by tribes in the amazon to stitch large wounds. This ant has long and powerful mandibles. Their sting is like “A cut on your elbow,
being stitched with a rusty needle,” and is rated as a 1.5. The bullhorn acacia ant. This ant has a mutual symbiosis with the acacia
tree. The ant protects the tree and the tree produces
a sweet nectar for the ant to eat. A sting from this ant is as if “Someone
has fired a staple into your cheek.” This ant’s sting is a rare, piercing, elevated
sort of pain that is rated 1.5. The bald-faced hornet. This hornet is black and white striped and
builds a large basketball sized nest that hangs from the branches of trees. Their sting is “Similar to getting your
hand mashed in a revolving door.” This rich, hearty, and slightly crunchy sting is rated
2.0. The western yellowjacket. This black and yellow striped wasp makes its
nest out of a paper like substance they make by chewing up wood. Their sting is hot and smokey, almost irreverent. “Imagine W.C. Fields extinguishing a cigar on your tongue.”
The yellow jacket is rated a 2.0. The honey wasp. This wasp is a social wasp that actually produces
honey. Their sting feels as if “A cotton swab dipped
in habanero has been pushed up your nose.” They are rated on the scale at a 2.0. The fierce black polybia wasp. This is a social wasp that has multi-tiered
nests that have more than one queen.

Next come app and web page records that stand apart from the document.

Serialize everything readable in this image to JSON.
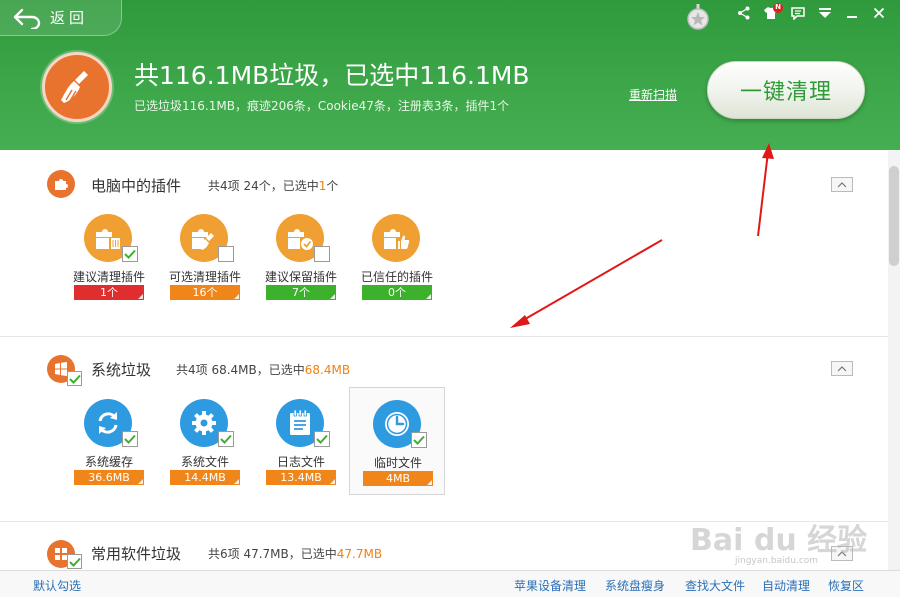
{
  "header": {
    "back_label": "返回",
    "summary_title": "共116.1MB垃圾，已选中116.1MB",
    "summary_sub": "已选垃圾116.1MB，痕迹206条，Cookie47条，注册表3条，插件1个",
    "rescan_label": "重新扫描",
    "clean_button_label": "一键清理",
    "badge": "N",
    "accent_color": "#3da74a"
  },
  "sections": [
    {
      "title": "电脑中的插件",
      "summary_prefix": "共4项 24个，已选中",
      "summary_highlight": "1",
      "summary_suffix": "个",
      "items": [
        {
          "label": "建议清理插件",
          "value": "1个",
          "color": "#e02e2e",
          "checked": true
        },
        {
          "label": "可选清理插件",
          "value": "16个",
          "color": "#f0861a",
          "checked": false
        },
        {
          "label": "建议保留插件",
          "value": "7个",
          "color": "#3cb22c",
          "checked": false
        },
        {
          "label": "已信任的插件",
          "value": "0个",
          "color": "#3cb22c",
          "checked": false
        }
      ]
    },
    {
      "title": "系统垃圾",
      "summary_prefix": "共4项 68.4MB，已选中",
      "summary_highlight": "68.4MB",
      "summary_suffix": "",
      "items": [
        {
          "label": "系统缓存",
          "value": "36.6MB",
          "color": "#f0861a",
          "checked": true
        },
        {
          "label": "系统文件",
          "value": "14.4MB",
          "color": "#f0861a",
          "checked": true
        },
        {
          "label": "日志文件",
          "value": "13.4MB",
          "color": "#f0861a",
          "checked": true
        },
        {
          "label": "临时文件",
          "value": "4MB",
          "color": "#f0861a",
          "checked": true
        }
      ]
    },
    {
      "title": "常用软件垃圾",
      "summary_prefix": "共6项 47.7MB，已选中",
      "summary_highlight": "47.7MB",
      "summary_suffix": ""
    }
  ],
  "footer": {
    "default_select": "默认勾选",
    "links": [
      "苹果设备清理",
      "系统盘瘦身",
      "查找大文件",
      "自动清理",
      "恢复区"
    ]
  },
  "watermark": {
    "text": "Bai du 经验",
    "url": "jingyan.baidu.com"
  }
}
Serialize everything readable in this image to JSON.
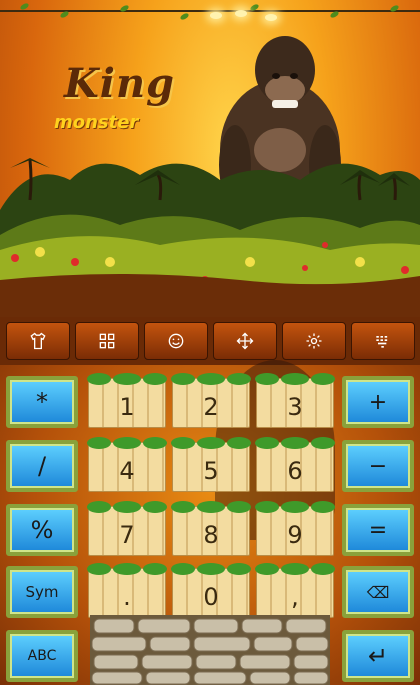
{
  "title": {
    "king": "King",
    "monster": "monster"
  },
  "toolbar": {
    "items": [
      {
        "name": "shirt-icon",
        "label": ""
      },
      {
        "name": "grid-icon",
        "label": ""
      },
      {
        "name": "smiley-icon",
        "label": ""
      },
      {
        "name": "move-arrows-icon",
        "label": ""
      },
      {
        "name": "gear-icon",
        "label": ""
      },
      {
        "name": "keyboard-icon",
        "label": ""
      }
    ]
  },
  "keys": {
    "left": [
      "*",
      "/",
      "%",
      "Sym",
      "ABC"
    ],
    "right": [
      "+",
      "−",
      "=",
      "⌫",
      "↵"
    ],
    "digits": [
      [
        "1",
        "2",
        "3"
      ],
      [
        "4",
        "5",
        "6"
      ],
      [
        "7",
        "8",
        "9"
      ],
      [
        ".",
        "0",
        ","
      ]
    ]
  },
  "colors": {
    "toolbar_bg": "#6a2a06",
    "blue_key": "#1c86d8",
    "wood_key": "#f3dca0",
    "title_brown": "#5b2a08",
    "title_yellow": "#ffd21e"
  }
}
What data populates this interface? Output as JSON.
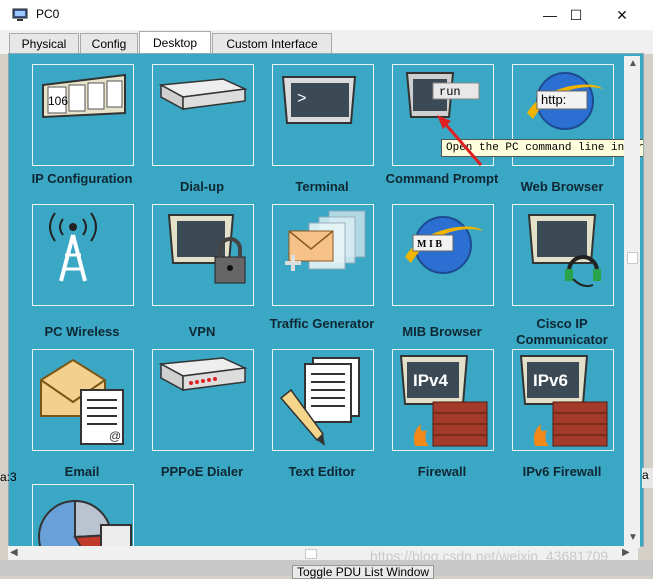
{
  "window": {
    "title": "PC0",
    "minimize_glyph": "—",
    "maximize_glyph": "☐",
    "close_glyph": "✕"
  },
  "tabs": [
    {
      "label": "Physical"
    },
    {
      "label": "Config"
    },
    {
      "label": "Desktop"
    },
    {
      "label": "Custom Interface"
    }
  ],
  "apps": [
    {
      "label": "IP Configuration",
      "icon": "ip-config-icon"
    },
    {
      "label": "Dial-up",
      "icon": "modem-icon"
    },
    {
      "label": "Terminal",
      "icon": "terminal-icon"
    },
    {
      "label": "Command Prompt",
      "icon": "command-prompt-icon"
    },
    {
      "label": "Web Browser",
      "icon": "web-browser-icon"
    },
    {
      "label": "PC Wireless",
      "icon": "wireless-tower-icon"
    },
    {
      "label": "VPN",
      "icon": "vpn-lock-icon"
    },
    {
      "label": "Traffic Generator",
      "icon": "traffic-generator-icon"
    },
    {
      "label": "MIB Browser",
      "icon": "mib-browser-icon"
    },
    {
      "label": "Cisco IP Communicator",
      "icon": "ip-communicator-icon"
    },
    {
      "label": "Email",
      "icon": "email-icon"
    },
    {
      "label": "PPPoE Dialer",
      "icon": "pppoe-dialer-icon"
    },
    {
      "label": "Text Editor",
      "icon": "text-editor-icon"
    },
    {
      "label": "Firewall",
      "icon": "firewall-icon"
    },
    {
      "label": "IPv6 Firewall",
      "icon": "ipv6-firewall-icon"
    },
    {
      "label": "",
      "icon": "pie-chart-icon"
    }
  ],
  "icon_text": {
    "ip_config": "106",
    "terminal": ">",
    "command_prompt": "run",
    "web_browser": "http:",
    "mib": "M I B",
    "ipv4": "IPv4",
    "ipv6": "IPv6"
  },
  "tooltip": {
    "text": "Open the PC command line interface"
  },
  "taskbar": {
    "pdu_label": "Toggle PDU List Window"
  },
  "watermark": {
    "text": "https://blog.csdn.net/weixin_43681709"
  },
  "edges": {
    "left_fragment": "a:3",
    "right_fragment": "a"
  },
  "colors": {
    "desktop_bg": "#3aa7c4",
    "label_color": "#0f2733",
    "tooltip_bg": "#ffffdd"
  }
}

This sting feels as if a satanic ritual has
gone wrong. “The gas lamp in the old church explodes
in your face when you light it.” This is approximately a 2.5. The red paper wasp. These wasps feed their nymphs caterpillars
and nectar. Their sting is caustic and burning with a

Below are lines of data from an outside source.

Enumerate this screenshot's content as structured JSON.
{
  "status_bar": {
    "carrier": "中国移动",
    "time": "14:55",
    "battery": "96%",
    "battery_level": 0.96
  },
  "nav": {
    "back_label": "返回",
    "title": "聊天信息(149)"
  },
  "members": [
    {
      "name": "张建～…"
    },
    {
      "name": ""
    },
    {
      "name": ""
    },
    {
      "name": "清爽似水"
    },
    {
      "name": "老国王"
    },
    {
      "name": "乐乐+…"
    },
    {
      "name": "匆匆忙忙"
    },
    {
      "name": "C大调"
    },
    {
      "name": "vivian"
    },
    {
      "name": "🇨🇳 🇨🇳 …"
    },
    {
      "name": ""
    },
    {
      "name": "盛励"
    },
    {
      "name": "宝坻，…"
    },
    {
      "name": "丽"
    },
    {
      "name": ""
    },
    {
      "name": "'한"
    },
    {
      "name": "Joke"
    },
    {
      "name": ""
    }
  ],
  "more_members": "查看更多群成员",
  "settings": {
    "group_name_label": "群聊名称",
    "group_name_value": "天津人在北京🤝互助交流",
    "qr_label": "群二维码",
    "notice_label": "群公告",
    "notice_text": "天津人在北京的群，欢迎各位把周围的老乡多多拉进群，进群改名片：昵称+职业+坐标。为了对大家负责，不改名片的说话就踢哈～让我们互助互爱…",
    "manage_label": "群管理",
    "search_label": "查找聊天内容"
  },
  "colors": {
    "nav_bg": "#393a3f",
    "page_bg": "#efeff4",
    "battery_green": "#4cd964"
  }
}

distinctly bitter aftertaste. “Like spilling a beaker of hydrochloric
acid on a paper cut.” It is a 3.0 on the scale. The giant paper wasp. This is a wasp that Justin got stung by in

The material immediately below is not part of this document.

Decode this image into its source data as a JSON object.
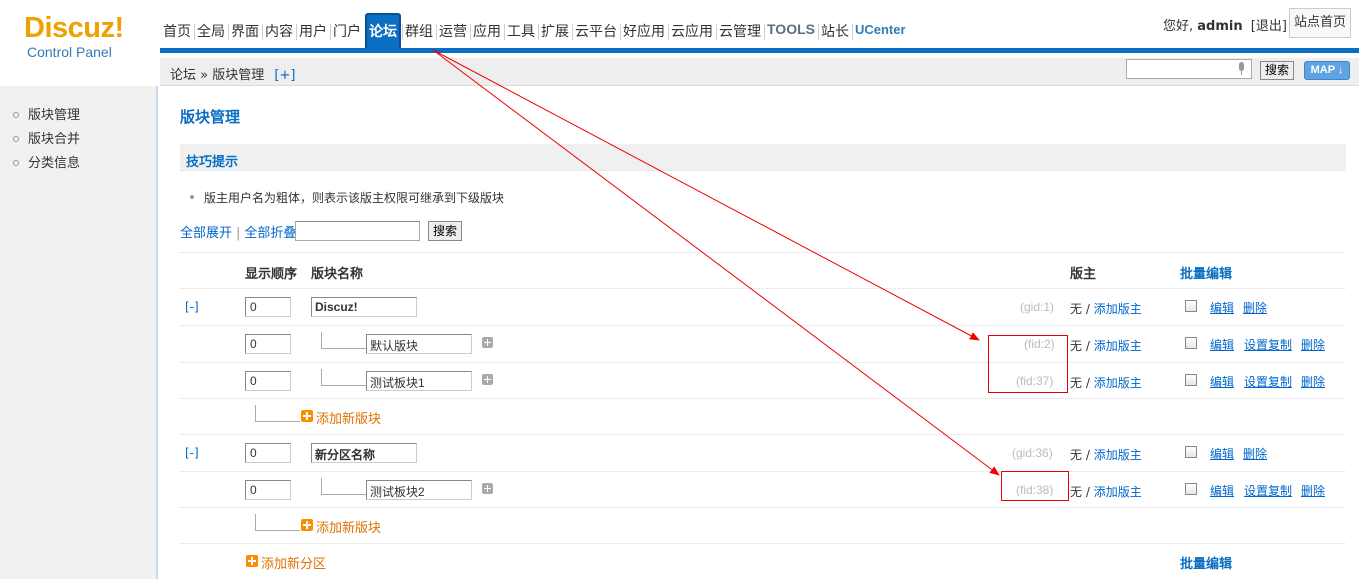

New Guinea. “There are gods and they do throw thunderbolts. Poseidon has rammed his trident into your
breast.” This stinging pain is rated at a 3.0. The tarantula hawk. This wasp stings and paralyzes tarantulas,
carries them to a hole in the ground, and leaves them paralyzed so that the young wasps
can eat the paralyzed tarantula alive. This sting is blind, fierce, and shockingly
electric. “A running hair drier has been dropped into
your bubble bath.” This is one of the top on the pain scale with a 4.0. He says, if you get stung by one you might
as well lie down and scream. The bullet ant. These ants were used in a ritual by native
tribes in Brazil as a way for the boys to prove that they are now men. This sting is pure, intense, brilliant pain. “Like walking over flaming charcoal with
a 3-inch nail embedded in your heel.” This is a 4.0 on the pain index. The warrior wasp. These wasps have an impressive threat display. They sit on the outside of their nest and
when a predator approaches, they beat their wings in sync with each other. This makes the sound of marching warriors. “You are chained in the flow of an active
volcano. Why did I start this list?” Justin Schmidt
equates this 4.0 sting with torture. These are images of the bees, wasps, and ants
that we have talked about today. Thank you for listening! Our buggy question is: What kind of insects
have you been stung by and how would you describe the pain? Make sure to like and subscribe for more videos
like this one. Come back soon to check out our next epic
insect tale.